© Written by Rachael Taylor for JewelleryNetAsia
This year in the UK there has been a distinct push to move Fairtrade gold higher up on the agenda of a very important customer group – soon-to-be newlyweds. And as we enter into the fourth month of the Fairtrade Foundation’s I Do campaign, soon to be rolled out worldwide, there are distinct signs of success.
Last month a shipment of 15kg of Fairtrade gold was delivered to the UK, landing on the doorstep of ethical jeweller Cred. That’s enough gold to make more than 3,700 wedding bands.
Cred has been a driving force in the ethical jewellery industry since 1996 and got involved in importing fair trade jewellery into the UK a decade ago. In fact, it was the first retailer in Europe to sell independently certified fair trade gold, as well as the first high street boutique in the UK to only sell ethical jewellery. It also claims to have been the creator of the world’s first pair of environmentally and sociably responsible wedding bands back in 2003.
“Fairtrade gold is getting real traction now as more and more people are asking where their gold comes from,” says Cred chief executive Alan Frampton, who adds that Cred has had increased demand for Fairtrade gold since the launch of the I Do campaign from both customers new to the metal and those now looking to expand their collections. “Knowing that the lives of the miners are enhanced by the Fairtrade premium makes it the best gold in the world.”

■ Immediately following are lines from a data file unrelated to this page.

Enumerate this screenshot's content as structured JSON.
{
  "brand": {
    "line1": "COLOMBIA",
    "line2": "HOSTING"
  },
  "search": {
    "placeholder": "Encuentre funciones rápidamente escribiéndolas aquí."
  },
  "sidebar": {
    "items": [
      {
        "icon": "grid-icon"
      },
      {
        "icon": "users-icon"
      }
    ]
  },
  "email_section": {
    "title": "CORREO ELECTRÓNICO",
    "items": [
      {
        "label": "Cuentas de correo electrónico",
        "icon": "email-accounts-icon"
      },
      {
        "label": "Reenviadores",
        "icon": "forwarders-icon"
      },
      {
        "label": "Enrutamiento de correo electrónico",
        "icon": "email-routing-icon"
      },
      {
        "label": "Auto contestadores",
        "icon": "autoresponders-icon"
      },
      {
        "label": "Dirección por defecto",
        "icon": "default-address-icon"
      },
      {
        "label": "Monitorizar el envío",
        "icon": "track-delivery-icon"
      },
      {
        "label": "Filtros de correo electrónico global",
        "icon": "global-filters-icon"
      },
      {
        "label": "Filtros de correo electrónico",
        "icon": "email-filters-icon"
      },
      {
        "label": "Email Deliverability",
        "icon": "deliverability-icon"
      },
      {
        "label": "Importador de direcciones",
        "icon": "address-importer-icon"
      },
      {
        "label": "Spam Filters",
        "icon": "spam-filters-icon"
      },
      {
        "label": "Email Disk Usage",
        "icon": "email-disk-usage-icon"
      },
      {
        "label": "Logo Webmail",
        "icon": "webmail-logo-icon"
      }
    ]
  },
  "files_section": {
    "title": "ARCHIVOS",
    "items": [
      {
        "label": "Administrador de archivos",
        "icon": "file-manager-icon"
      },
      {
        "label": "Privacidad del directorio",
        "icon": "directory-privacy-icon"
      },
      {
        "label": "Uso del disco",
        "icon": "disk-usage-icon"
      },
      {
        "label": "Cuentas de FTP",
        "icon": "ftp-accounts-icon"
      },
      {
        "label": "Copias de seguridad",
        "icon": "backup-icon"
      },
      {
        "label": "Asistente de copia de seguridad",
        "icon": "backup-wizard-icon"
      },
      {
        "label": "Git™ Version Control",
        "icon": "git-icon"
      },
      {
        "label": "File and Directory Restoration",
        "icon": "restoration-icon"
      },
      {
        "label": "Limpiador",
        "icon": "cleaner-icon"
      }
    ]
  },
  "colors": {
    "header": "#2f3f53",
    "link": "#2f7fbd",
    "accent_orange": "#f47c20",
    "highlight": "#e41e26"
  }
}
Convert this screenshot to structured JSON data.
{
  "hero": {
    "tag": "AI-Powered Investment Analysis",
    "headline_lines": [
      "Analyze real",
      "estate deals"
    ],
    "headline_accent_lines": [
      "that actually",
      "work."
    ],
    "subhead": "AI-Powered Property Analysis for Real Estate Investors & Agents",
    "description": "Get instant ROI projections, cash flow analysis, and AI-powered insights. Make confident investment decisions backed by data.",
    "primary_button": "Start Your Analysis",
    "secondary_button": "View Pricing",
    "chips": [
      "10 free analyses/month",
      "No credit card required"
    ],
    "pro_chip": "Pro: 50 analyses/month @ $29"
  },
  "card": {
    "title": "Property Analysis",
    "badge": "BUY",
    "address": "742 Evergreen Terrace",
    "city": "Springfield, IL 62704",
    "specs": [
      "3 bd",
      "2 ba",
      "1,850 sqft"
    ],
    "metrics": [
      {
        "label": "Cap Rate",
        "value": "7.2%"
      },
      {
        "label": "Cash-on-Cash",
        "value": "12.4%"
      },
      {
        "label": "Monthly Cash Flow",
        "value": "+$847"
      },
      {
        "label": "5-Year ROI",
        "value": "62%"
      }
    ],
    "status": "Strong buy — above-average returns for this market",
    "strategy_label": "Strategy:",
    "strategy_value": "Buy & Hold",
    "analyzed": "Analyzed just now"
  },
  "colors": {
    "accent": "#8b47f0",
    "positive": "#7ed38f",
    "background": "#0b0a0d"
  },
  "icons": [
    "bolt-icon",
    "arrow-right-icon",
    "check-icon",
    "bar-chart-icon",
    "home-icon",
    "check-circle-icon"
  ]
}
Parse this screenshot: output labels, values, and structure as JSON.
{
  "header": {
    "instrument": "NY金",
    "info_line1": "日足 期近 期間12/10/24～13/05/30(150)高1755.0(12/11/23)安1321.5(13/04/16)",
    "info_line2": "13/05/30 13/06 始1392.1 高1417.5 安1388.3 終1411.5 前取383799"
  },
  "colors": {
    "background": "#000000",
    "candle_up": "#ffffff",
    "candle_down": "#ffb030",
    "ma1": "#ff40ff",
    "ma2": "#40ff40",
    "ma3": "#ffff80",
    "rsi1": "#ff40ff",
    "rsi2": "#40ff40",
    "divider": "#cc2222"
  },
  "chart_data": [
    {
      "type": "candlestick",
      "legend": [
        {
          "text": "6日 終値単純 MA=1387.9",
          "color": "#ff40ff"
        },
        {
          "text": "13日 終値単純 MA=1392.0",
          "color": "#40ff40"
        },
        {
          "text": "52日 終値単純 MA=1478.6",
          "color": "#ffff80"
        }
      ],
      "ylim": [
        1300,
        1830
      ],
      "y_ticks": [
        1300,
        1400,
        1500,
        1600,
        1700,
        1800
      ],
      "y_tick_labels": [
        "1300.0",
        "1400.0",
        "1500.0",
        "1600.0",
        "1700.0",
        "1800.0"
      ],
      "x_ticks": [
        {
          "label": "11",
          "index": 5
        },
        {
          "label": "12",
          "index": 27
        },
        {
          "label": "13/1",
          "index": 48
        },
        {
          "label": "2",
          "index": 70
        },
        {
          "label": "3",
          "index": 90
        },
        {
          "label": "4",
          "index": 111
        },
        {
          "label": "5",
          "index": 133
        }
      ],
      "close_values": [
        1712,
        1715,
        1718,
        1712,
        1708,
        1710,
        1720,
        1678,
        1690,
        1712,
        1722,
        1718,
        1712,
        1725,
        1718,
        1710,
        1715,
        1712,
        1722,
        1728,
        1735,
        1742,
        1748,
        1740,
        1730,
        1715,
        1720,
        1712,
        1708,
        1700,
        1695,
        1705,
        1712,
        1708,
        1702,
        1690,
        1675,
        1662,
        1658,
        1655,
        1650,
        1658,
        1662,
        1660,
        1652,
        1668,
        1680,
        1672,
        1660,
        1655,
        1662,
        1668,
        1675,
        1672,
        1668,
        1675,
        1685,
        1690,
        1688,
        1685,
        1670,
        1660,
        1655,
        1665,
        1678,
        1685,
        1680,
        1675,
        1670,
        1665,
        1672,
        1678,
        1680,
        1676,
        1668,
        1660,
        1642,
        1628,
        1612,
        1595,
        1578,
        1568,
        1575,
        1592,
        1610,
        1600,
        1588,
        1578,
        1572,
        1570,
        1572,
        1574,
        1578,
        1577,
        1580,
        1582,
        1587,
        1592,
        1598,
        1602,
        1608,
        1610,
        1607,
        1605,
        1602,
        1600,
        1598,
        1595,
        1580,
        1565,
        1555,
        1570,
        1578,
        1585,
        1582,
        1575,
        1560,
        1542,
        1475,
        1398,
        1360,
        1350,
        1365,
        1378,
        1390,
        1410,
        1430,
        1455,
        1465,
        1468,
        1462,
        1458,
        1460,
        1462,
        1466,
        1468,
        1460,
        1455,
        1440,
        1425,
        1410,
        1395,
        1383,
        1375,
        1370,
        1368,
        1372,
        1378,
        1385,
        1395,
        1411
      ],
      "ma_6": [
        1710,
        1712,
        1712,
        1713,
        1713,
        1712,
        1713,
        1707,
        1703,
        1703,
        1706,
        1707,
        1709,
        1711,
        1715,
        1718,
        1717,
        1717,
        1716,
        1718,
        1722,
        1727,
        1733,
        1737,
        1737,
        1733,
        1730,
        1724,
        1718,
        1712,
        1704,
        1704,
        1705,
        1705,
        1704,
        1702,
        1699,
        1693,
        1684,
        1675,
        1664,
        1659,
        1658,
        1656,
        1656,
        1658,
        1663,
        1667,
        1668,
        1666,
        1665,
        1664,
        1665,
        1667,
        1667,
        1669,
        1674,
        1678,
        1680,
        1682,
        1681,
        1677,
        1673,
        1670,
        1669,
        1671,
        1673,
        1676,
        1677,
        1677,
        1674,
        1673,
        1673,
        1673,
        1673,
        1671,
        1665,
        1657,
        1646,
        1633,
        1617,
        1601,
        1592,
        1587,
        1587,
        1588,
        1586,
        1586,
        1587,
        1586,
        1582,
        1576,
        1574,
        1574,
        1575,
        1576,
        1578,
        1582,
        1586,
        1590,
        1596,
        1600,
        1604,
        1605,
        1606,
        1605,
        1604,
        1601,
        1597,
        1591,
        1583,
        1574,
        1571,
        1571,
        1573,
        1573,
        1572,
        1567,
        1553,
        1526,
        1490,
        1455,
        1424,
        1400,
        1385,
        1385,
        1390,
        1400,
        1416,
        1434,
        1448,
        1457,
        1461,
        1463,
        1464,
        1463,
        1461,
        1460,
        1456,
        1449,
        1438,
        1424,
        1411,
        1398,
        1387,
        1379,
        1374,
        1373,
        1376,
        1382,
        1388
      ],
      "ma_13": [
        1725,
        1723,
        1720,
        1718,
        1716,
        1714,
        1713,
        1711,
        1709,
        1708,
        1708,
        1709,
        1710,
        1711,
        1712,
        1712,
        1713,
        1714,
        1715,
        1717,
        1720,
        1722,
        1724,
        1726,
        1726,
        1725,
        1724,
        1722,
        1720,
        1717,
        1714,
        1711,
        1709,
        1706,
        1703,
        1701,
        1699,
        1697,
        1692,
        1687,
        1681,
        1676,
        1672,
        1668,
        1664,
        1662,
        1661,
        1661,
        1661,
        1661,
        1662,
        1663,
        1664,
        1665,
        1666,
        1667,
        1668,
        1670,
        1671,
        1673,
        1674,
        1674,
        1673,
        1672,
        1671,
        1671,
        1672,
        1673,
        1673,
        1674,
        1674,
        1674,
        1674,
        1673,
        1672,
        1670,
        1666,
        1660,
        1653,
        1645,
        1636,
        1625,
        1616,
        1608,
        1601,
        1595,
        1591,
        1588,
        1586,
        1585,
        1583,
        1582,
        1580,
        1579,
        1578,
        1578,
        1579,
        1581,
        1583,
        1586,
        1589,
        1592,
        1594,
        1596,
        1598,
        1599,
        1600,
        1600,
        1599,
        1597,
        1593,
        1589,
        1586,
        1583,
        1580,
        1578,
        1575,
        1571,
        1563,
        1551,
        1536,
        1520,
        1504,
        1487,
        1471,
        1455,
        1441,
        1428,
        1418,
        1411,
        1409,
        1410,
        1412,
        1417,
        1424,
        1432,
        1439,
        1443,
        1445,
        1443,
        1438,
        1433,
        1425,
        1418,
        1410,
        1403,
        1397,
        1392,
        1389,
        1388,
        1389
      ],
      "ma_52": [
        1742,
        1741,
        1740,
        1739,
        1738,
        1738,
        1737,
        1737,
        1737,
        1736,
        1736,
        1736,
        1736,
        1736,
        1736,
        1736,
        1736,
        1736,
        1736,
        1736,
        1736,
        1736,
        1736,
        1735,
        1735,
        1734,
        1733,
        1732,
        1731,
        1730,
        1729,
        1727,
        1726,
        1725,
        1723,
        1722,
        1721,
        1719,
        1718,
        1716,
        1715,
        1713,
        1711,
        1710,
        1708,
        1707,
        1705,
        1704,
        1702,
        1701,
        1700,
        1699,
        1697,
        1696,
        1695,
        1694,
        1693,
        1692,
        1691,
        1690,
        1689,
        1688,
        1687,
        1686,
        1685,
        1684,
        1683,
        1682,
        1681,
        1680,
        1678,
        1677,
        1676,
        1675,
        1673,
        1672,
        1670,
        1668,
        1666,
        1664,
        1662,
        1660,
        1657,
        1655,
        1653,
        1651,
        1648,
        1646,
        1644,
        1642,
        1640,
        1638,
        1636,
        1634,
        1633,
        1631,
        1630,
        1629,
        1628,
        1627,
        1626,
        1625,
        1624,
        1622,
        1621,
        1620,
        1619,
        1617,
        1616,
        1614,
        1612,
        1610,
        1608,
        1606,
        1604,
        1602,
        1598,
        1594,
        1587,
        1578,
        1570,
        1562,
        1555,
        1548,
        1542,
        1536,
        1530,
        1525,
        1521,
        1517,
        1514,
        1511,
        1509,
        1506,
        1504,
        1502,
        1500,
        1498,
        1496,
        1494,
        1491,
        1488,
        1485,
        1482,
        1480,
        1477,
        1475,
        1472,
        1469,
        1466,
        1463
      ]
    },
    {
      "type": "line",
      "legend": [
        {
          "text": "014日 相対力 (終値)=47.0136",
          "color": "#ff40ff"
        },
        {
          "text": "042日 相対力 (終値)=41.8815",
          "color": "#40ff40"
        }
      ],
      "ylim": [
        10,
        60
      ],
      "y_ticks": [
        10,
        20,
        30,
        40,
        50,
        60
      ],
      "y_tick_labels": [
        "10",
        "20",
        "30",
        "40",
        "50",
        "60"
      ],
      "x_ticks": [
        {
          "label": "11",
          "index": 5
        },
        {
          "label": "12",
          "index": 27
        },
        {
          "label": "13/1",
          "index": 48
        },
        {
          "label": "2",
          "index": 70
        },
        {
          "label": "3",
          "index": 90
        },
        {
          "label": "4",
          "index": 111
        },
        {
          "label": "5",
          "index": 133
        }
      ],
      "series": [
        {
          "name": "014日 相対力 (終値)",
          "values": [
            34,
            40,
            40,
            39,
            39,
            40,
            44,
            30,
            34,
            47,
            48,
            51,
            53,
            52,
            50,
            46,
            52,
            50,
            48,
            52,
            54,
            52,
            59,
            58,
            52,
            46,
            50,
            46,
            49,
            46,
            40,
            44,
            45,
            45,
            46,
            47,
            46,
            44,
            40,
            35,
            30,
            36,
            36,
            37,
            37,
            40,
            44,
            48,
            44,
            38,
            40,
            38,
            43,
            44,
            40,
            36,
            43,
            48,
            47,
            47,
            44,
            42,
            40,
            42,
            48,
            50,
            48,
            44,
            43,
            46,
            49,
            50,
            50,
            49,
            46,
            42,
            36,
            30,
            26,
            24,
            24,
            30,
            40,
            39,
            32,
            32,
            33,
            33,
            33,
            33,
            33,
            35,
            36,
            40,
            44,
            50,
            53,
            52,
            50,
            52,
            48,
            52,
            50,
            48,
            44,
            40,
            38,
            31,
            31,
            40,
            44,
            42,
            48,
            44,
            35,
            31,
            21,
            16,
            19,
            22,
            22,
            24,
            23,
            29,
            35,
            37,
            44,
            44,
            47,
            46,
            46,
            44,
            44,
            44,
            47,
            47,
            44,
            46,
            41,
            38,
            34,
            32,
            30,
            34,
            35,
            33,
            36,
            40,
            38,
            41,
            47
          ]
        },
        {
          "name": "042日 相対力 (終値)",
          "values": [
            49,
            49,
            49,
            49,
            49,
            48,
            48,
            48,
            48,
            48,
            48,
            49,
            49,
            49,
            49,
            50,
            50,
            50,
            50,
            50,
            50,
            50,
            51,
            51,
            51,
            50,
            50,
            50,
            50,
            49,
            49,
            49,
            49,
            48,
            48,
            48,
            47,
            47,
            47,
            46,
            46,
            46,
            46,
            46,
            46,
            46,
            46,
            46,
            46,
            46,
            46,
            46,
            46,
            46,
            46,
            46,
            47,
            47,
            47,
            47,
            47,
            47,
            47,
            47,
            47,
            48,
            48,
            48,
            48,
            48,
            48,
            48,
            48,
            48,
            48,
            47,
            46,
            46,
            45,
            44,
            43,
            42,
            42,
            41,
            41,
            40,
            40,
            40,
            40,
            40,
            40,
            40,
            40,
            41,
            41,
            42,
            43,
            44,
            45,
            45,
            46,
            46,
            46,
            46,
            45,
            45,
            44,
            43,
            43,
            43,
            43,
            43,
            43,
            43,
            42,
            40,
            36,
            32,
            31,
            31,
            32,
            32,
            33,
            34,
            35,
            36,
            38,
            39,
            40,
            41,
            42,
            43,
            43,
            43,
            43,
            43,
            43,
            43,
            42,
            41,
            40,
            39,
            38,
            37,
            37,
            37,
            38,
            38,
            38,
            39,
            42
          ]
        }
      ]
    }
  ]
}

While Cred might have been a pioneer, it is now far from the only jewellery company keen to work with Fairtrade gold, and the number is growing. Since the launch of the Fairtrade Foundation’s I Do campaign in January, 33 more goldsmiths in the UK have signed up to sell Fairtrade gold – an incredibly significant amount.
The aim of the I Do campaign is to try and get couples setting out to buy their wedding rings to stop and think about where that gold comes from and to encourage them to ask jewellers questions about the gold’s provenance. And the target set for the campaign is to convert 50,000 couples to buy 100,000 Fairtrade gold rings, which would lead to a premium of US$1 million for the impoverished mining communities supported by the Fairtrade Foundation around the world.
This money, generated by a premium paid to miners on top of a set fair price for the gold they deliver, will allow them to invest in healthcare, education and anything else that they need to prosper. Most importantly, it means that Fairtrade can continue to pay gold miners a fair wage for the work they do.
The campaign is already helping Fairtrade gold gain momentum in the UK, and if the I Do campaign succeeds in converting even a fraction of consumers buying the 500,000 wedding bands expected to sell in the UK this year then the Fairtrade Foundation will have achieved something truly exceptional.
Big changes start with small steps, and the UK was the first step in what will be an attempt to change attitudes across the globe. Switzerland will be the next country I Do will launch in, so let’s hope it, and all the other countries to follow, will be just as successful, or even more so.
This article was originally published on JewelleryNetAsia on 28.05.15. I write a weekly column for this website about global jewellery trends.